That brings me to the second downside. To add that CNS-challenging volume, you have to cut the load in a major way. And I fail to see where such a drastic reduction in training weight would stimulate more fibers to grow. Unless you’re a beginner, you should train with at least 70 percent of your one-rep max to stimulate growth. You can’t do that with traditional drop sets.
Let’s say your max in the lift you’re drop setting is 150 pounds, and you start out with 125 pounds ? 80 percent of your max. You go to failure, then drop the weight by 30 pounds. You’re now using 95 pounds, or 63 percent of your max. If you go to failure again, and drop by another 30 pounds, you’re now at 65 pounds, or 43 percent of your max.
So, even though you just worked your ass off, you were using an insufficient load for two-thirds of the set.
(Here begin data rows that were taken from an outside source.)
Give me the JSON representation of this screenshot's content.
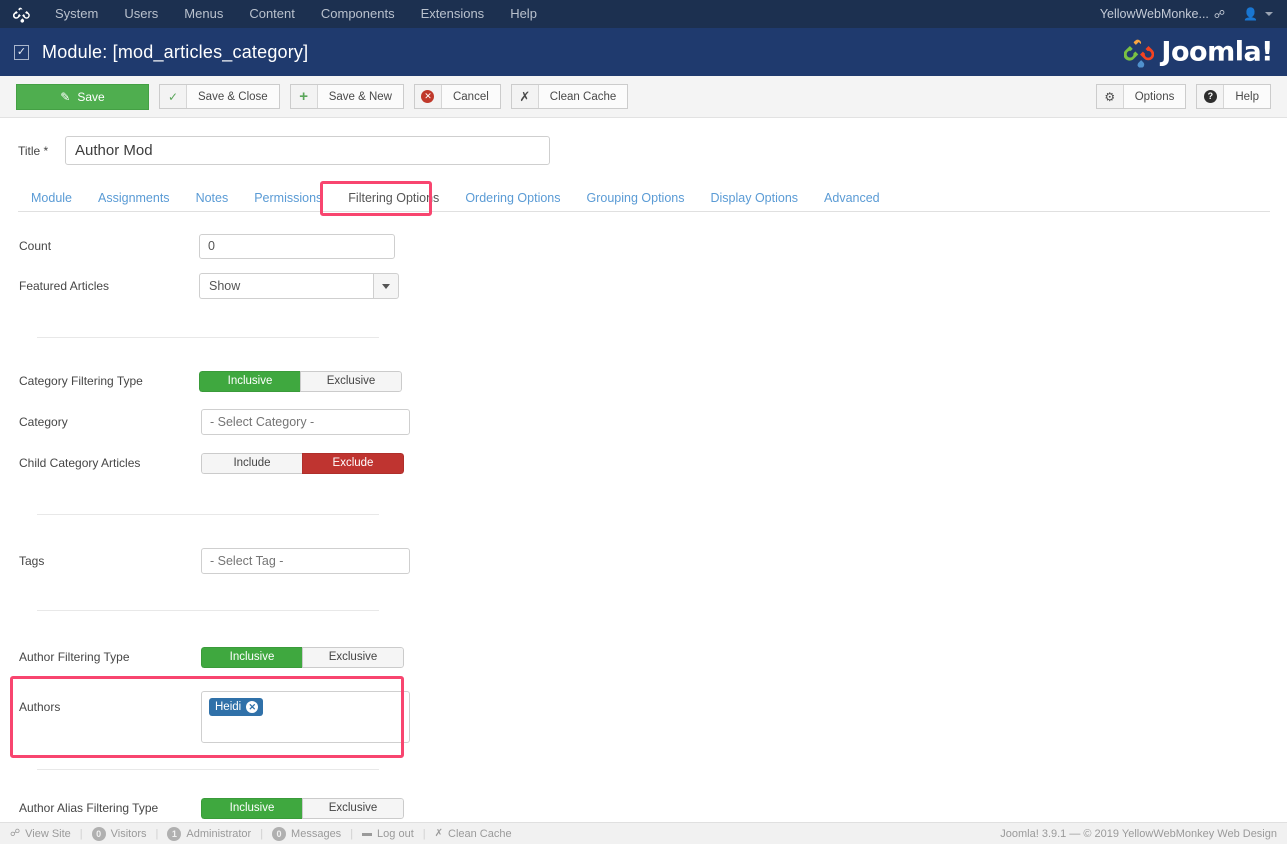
{
  "topbar": {
    "brand_icon": "joomla-logo-icon",
    "menu": [
      {
        "label": "System"
      },
      {
        "label": "Users"
      },
      {
        "label": "Menus"
      },
      {
        "label": "Content"
      },
      {
        "label": "Components"
      },
      {
        "label": "Extensions"
      },
      {
        "label": "Help"
      }
    ],
    "site_name": "YellowWebMonke...",
    "external_icon": "external-link-icon",
    "user_icon": "user-icon"
  },
  "subheader": {
    "checkbox_icon": "checkbox-checked-icon",
    "title": "Module: [mod_articles_category]",
    "logo_text": "Joomla!"
  },
  "toolbar": {
    "save": "Save",
    "save_close": "Save & Close",
    "save_new": "Save & New",
    "cancel": "Cancel",
    "clean_cache": "Clean Cache",
    "options": "Options",
    "help": "Help"
  },
  "form": {
    "title_label": "Title *",
    "title_value": "Author Mod",
    "title_placeholder": ""
  },
  "tabs": [
    {
      "label": "Module",
      "active": false
    },
    {
      "label": "Assignments",
      "active": false
    },
    {
      "label": "Notes",
      "active": false
    },
    {
      "label": "Permissions",
      "active": false
    },
    {
      "label": "Filtering Options",
      "active": true
    },
    {
      "label": "Ordering Options",
      "active": false
    },
    {
      "label": "Grouping Options",
      "active": false
    },
    {
      "label": "Display Options",
      "active": false
    },
    {
      "label": "Advanced",
      "active": false
    }
  ],
  "fields": {
    "count_label": "Count",
    "count_value": "0",
    "featured_label": "Featured Articles",
    "featured_value": "Show",
    "cat_filter_label": "Category Filtering Type",
    "cat_filter_inclusive": "Inclusive",
    "cat_filter_exclusive": "Exclusive",
    "category_label": "Category",
    "category_placeholder": "- Select Category -",
    "child_label": "Child Category Articles",
    "child_include": "Include",
    "child_exclude": "Exclude",
    "tags_label": "Tags",
    "tags_placeholder": "- Select Tag -",
    "author_filter_label": "Author Filtering Type",
    "author_filter_inclusive": "Inclusive",
    "author_filter_exclusive": "Exclusive",
    "authors_label": "Authors",
    "author_chip": "Heidi",
    "author_chip_remove_icon": "remove-chip-icon",
    "alias_filter_label": "Author Alias Filtering Type",
    "alias_inclusive": "Inclusive",
    "alias_exclusive": "Exclusive"
  },
  "statusbar": {
    "view_site": "View Site",
    "visitors_count": "0",
    "visitors": "Visitors",
    "admin_count": "1",
    "administrator": "Administrator",
    "messages_count": "0",
    "messages": "Messages",
    "logout": "Log out",
    "clean_cache": "Clean Cache",
    "copyright": "Joomla! 3.9.1  —  © 2019 YellowWebMonkey Web Design"
  },
  "colors": {
    "topbar_bg": "#1c3050",
    "subheader_bg": "#1f3a6e",
    "save_green": "#4fae4f",
    "toggle_green": "#3fa83f",
    "toggle_red": "#bf3430",
    "chip_blue": "#3071a9",
    "highlight_pink": "#f8456f",
    "tab_link": "#5a9bd5"
  }
}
The external load wasn’t heavy enough to maximize motor-unit recruitment, and the fast-twitch fibers ? those that are the most primed for growth ? were shot after you went to failure with 80 percent of your max. After that, you were relying mostly on intermediate and slow-twitch fibers.
The increase in acidity within your muscles will lead to an increase in growth hormone and IGF-1 levels, which is certainly a benefit. But I don’t think that it comes close to compensating for the decrease in loading.
What’s the alternative? Instead of traditional drop sets, I recommend extended sets, in which you continue to work even after you’ve hit momentary muscular failure. They work well as long as you use a load heavy enough to maximize motor-unit recruitment.
Rest/Pause: Do your regular set. When you’ve completed your reps (close to failure), rest for 10 to 12 seconds. Then, with the same weight, get as many additional reps as you can.
Short drops: This is just like a traditional drop set, except you start with a relatively heavy load, and make small drops. You should never go below 70 percent of your max during the set. So you might start with 90 percent, perform three reps, drop down to 80 percent, perform a few more, then finally drop down to 70 percent and do as many reps as you can.
Mechanical drop sets: In a mechanical drop set (which I explained in much more detail here), you still focus on performing more reps once you hit failure. But instead of reducing the weight, you make a small change to the execution of the movement that allows you to get more reps with the original weight. You can change your grip, stance, or angle of movement ? whatever makes the exercise slightly easier without changing it to a completely different exercise.
If you’re ever in doubt, just remember this: The more fibers you recruit and exhaust, the more growth you get.